Ketogenic Diet May Lead to an Increased Risk of Type 2 Diabetes in Early Stages

Published on
By : dLife Editors

New research indicates that the ketogenic diet, which are low carbohydrate, high-fat eating plans that are known to lead to weight loss, may cause an increased risk of type 2 diabetes in the early stage of the diet.

Type 2 diabetes is one of the most pressing challenges of our time and its ultimate cause has not been fully understood. The ketogenic diet, which is low in carbohydrate and high in fat, is known to lead to weight loss and have been considered to be healthy. These findings raise new questions about the ketogenic diet and whether or not they are actually healthy.

Insulin is released into the blood and used to control blood sugar levels including signaling the liver to stop producing sugar.

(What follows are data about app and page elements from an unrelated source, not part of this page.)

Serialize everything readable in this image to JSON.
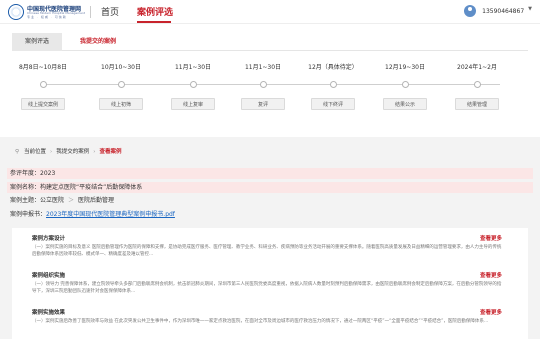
{
  "header": {
    "logo_name": "中国现代医院管理网",
    "logo_name_en": "Chinese Modern Hospital Management",
    "logo_tags": "专业 · 权威 · 可信赖",
    "nav_home": "首页",
    "nav_active": "案例评选",
    "user_phone": "13590464867",
    "caret": "▼"
  },
  "tabs": [
    {
      "label": "案例评选"
    },
    {
      "label": "我提交的案例"
    }
  ],
  "timeline": [
    {
      "date": "8月8日~10月8日",
      "step": "线上提交案例"
    },
    {
      "date": "10月10~30日",
      "step": "线上初筛"
    },
    {
      "date": "11月1~30日",
      "step": "线上复审"
    },
    {
      "date": "11月1~30日",
      "step": "复评"
    },
    {
      "date": "12月（具体待定）",
      "step": "线下终评"
    },
    {
      "date": "12月19~30日",
      "step": "结果公示"
    },
    {
      "date": "2024年1~2月",
      "step": "结果管理"
    }
  ],
  "breadcrumb": {
    "pin": "⚲",
    "home": "当前位置",
    "sep": "›",
    "mid": "我提交的案例",
    "current": "查看案例"
  },
  "fields": {
    "year_label": "参评年度：",
    "year_value": "2023",
    "name_label": "案例名称：",
    "name_value": "构建定点医院“平疫结合”后勤保障体系",
    "theme_label": "案例主题：",
    "theme_value_1": "公立医院",
    "theme_arrow": "＞",
    "theme_value_2": "医院后勤管理",
    "form_label": "案例申报书：",
    "form_link": "2023年度中国现代医院管理典型案例申报书.pdf"
  },
  "sections": [
    {
      "title": "案例方案设计",
      "more": "查看更多",
      "text": "（一）案例实施的目标及意义 医院后勤管理作为医院的保障和支撑，是协助完成医疗服务、医疗管理、教学业务、科研业务、疾病预防等业务活动开展的重要支撑体系。随着医院高质量发展及日益精细的运营管理要求，由人力主导的传统后勤保障体系因效率较低、模式单一、精确度差及难以管控..."
    },
    {
      "title": "案例组织实施",
      "more": "查看更多",
      "text": "（一）领导力 完善保障体系，建立院领导牵头多部门后勤联席例会机制，抗击新冠肺炎期间，深圳市第三人民医院党委高度重视，依据入院病人数量时刻预判后勤保障需求，由医院后勤联席例会制定后勤保障方案，在后勤分管院领导的指导下，深圳三院后勤团队迅速针对会医保保障体系..."
    },
    {
      "title": "案例实施效果",
      "more": "查看更多",
      "text": "（一）案例实施后改善了医院效率与效益 在此次突发公共卫生事件中，作为深圳市唯一一家定点救治医院，在面对全市及周边城市的医疗救治压力的情况下，通过一院两区“平疫”一“全面平疫结合”“平疫结合”，医院后勤保障体系..."
    }
  ]
}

If this system is impaired and the body does not use insulin properly, which is called insulin resistance, individuals are likely to develop high blood sugar levels.

In the study, researchers showed that for a ketogenic diet, the process for controlling blood sugar levels does not work properly and there was insulin resistance in the liver. “When the liver is unable to respond to normal levels of insulin to control blood sugar levels this may lead to an increased risk of type 2 diabetes,” they report in their findings.

The study, which was conducted by ETH Zurich in conjunction with University Children’s Hospital Zurich, involved feeding mice two different types of diets (a ketogenic diet and a high-fat diet, which causes the liver to become resistant to insulin) and then performing standard metabolic tests on them.

Using specialized procedures, the researchers were able to determine the effects of internal sugar production from the animal (mostly the liver) and sugar uptake into tissues (mostly the muscle) during insulin action.

It is important to note that the research did not analyze whether the diet employed causes obesity in the long term. The researchers note that the mechanism behind the whole process was undetermined and therefore, “The existence of a shared physiological response between low-carb and regular, high-fat and carb diets that cause insulin resistance in the liver requires further exploration.”

“Diabetes is one of the biggest health issues we face,” says Dr. Christian Wolfrum, one of the study’s authors in a press release. “Although ketogenic diets are known to be healthy, our findings indicate that there may be an increased risk of insulin resistance with this type of diet that may lead to type 2 diabetes,” he states.

The next step, Wolfrum indicates, is to identify the mechanism for this effect and to address whether this is a physiological adaptation.

The study was published in the Journal of Physiology.